Food and beverage warehouse operators today face many challenges to keep their facilities running effectively and efficiently. These challenges result from labor shortages, supply chain delays, increased e-commerce purchasing habits by consumers, demand and price fluctuations due to the pandemic and even the latest egg shortages caused by the avian flu. These industry and environmental challenges make cycle-counting, inventory location tracking and overall labor optimization more difficult and make it challenging to do inventory monitoring properly.
To cycle-count properly, employees travel through the warehouse and physically scan pallets while on tall pickers or forklifts. This process requires a lot of staff hours, which can be frustrating and can result in on-the-job injuries. As many warehouses are tight on resources in today’s environment, they will check their inventory from the ground which can lead to lower inventory accuracy, poorer warehouse utilization and incorrect or missed orders.
Using drones for inventory monitoring was something most people considered to be science fiction only a few years ago. Today, it’s a reality and food and beverage companies are seeing major gains as a result.
Benefits include faster, more efficient inventory monitoring, which enables spoilage prevention, better first-in-first-out (FIFO) management, rotation, space optimization and more. All contributing to lower costs, improved productivity and increased sales. Companies ideally suited for this type of technology are those that store their inventory on pallets on racks, have high inventory turns and a constant movement of goods. Does yours apply?
Let’s expand on these benefits.
Faster, more efficient inventory monitoring
Current events have heightened the need for faster, more efficient inventory monitoring. With recent supply chain delays in the United States, warehouses need to move product more swiftly to customers.
This creates a general need for faster fulfillment and cycle counting. Some companies have even moved from an annual cycle counting process to quarterly or monthly.

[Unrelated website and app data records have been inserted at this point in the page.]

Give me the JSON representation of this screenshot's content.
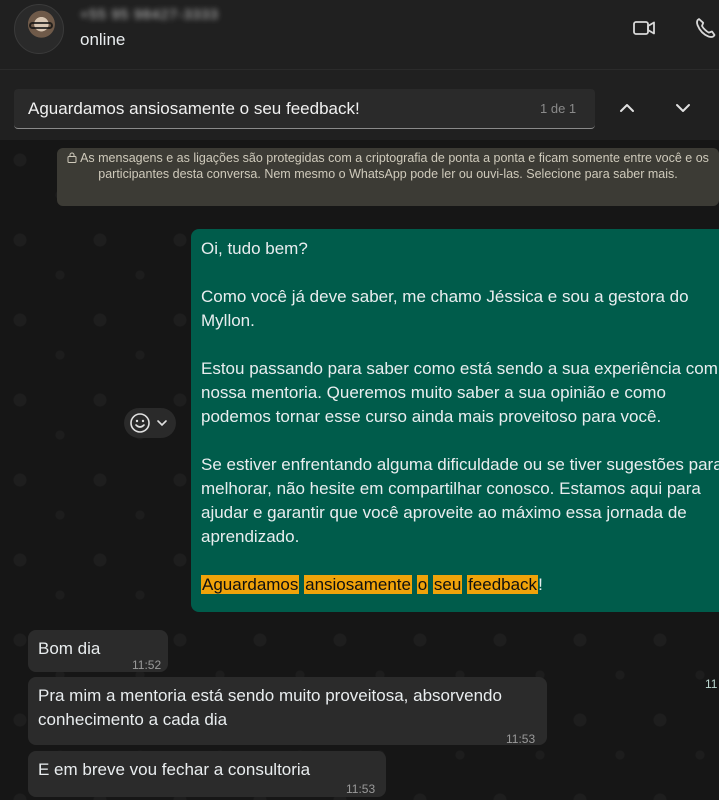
{
  "header": {
    "contact_phone": "+55 95 98427-3333",
    "status": "online",
    "video_call_icon": "video-camera-icon",
    "voice_call_icon": "phone-icon"
  },
  "search": {
    "value": "Aguardamos ansiosamente o seu feedback!",
    "count": "1 de 1",
    "prev_icon": "chevron-up-icon",
    "next_icon": "chevron-down-icon"
  },
  "system_note": {
    "text": "As mensagens e as ligações são protegidas com a criptografia de ponta a ponta e ficam somente entre você e os participantes desta conversa. Nem mesmo o WhatsApp pode ler ou ouvi-las. Selecione para saber mais."
  },
  "outgoing": {
    "p1": "Oi, tudo bem?",
    "p2a": "Como você já deve saber, me chamo Jéssica e sou a gestora do",
    "p2b": "Myllon.",
    "p3a": "Estou passando para saber como está sendo a sua experiência com",
    "p3b": "nossa mentoria. Queremos muito saber a sua opinião e como",
    "p3c": "podemos tornar esse curso ainda mais proveitoso para você.",
    "p4a": "Se estiver enfrentando alguma dificuldade ou se tiver sugestões para",
    "p4b": "melhorar, não hesite em compartilhar conosco. Estamos aqui para",
    "p4c": "ajudar e garantir que você aproveite ao máximo essa jornada de",
    "p4d": "aprendizado.",
    "hl_words": [
      "Aguardamos",
      "ansiosamente",
      "o",
      "seu",
      "feedback"
    ],
    "hl_end": "!",
    "time": "11"
  },
  "incoming": [
    {
      "text": "Bom dia",
      "time": "11:52"
    },
    {
      "text_a": "Pra mim a mentoria está sendo muito proveitosa, absorvendo",
      "text_b": "conhecimento a cada dia",
      "time": "11:53"
    },
    {
      "text": "E em breve vou fechar a consultoria",
      "time": "11:53"
    }
  ],
  "colors": {
    "outgoing_bubble": "#005c4b",
    "incoming_bubble": "#2b2b2b",
    "highlight": "#f0a30a",
    "system_note": "#3c3b35"
  }
}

Labor shortages are also impacting food and beverage warehouses. According to the Consumer Brands Association, “the gap in job openings and workers persists even as wages for CPG manufacturing roles are 5.1% above last year.”
But drone-powered inventory monitoring can help employees to do more with less energy.
For example, an employee may normally be able to scan 60-90 pallets per hour, but with a drone-powered inventory management system, they can harness drones to scan 900 per hour, increasing productivity by 10 times. This removes some of the more repetitive tasks from workers’ to-do lists and frees them up to tackle other challenges.
Also expect more distribution centers taking a B2C approach as consumers order groceries to their homes vs. buying in-store, resulting in more transactions and higher warehouse employee error risk. According to the 2022 Online Grocery Landscape Report from Acosta, “more than half of American households are buying groceries online at least occasionally, compelling the need for retailers to provide more personalized and enhanced experiences around value, convenience and food discovery in order to increase their share of omnichannel shoppers.”
Because product on a pallet will only be valuable for a certain amount of time, if it’s misplaced, that value quickly depletes and the FIFO policy suffers.
If you’re a food and beverage retailer trying to make a sale and your system mistakenly says you have inventory in your distribution center when you don’t, you risk damaging the client relationship.
Drone-powered inventory monitoring allows you to see where all pallets are in your warehouse in real-time, virtually eliminating any risk of misplaced product, potential spoilage which can be especially risky for high-cost goods or a degraded customer experience.
And if for some reason you have a product recall, drone-powered inventory management allows you to look up product lock codes and find them quickly from the comfort of your office or even home. No more jumping into the car over a weekend to manually go through product. Your warehouse employees will thank you for this too.
New regulations 21 C.F.R. part 1, subpart S, which went into effect this past January and have a compliance date of January 2026, make traceability for certain food even more critical.
Rotation and space optimization
If your warehouse has multi-deep pallet stacks, you will obviously want to have the older product available for the picker to reach first, so that that product doesn’t spoil a key rotation strategy. Drones allow you to highlight not only pallet location for employees but ensure they’re selecting the right product by expiration date.
This process also helps identify vacant shelf space in your warehouse, and therein fill that space without fear of running out. Your inventory is likely moving constantly, and warehouse managers can identify and assign open slots via a dashboard without needing to physically drive around the warehouse. With this technology, you can have a full, real-time warehouse map.
Because managers will have full shelf space visibility, warehouse employees will be more likely to keep shelves tidy and clean.
How it works
Drone-powered inventory monitoring is easy to deploy in a warehouse. Let’s talk about how it works.
First, a warehouse operator uses an app to determine locations they want scanned (to find specific pallets, vacant locations and more). Then a drone flies autonomously with this direction and gathers data from the warehouse locations, replacing the need for this to be done manually. Warehouse managers can then view actionable inventory data on their dashboard.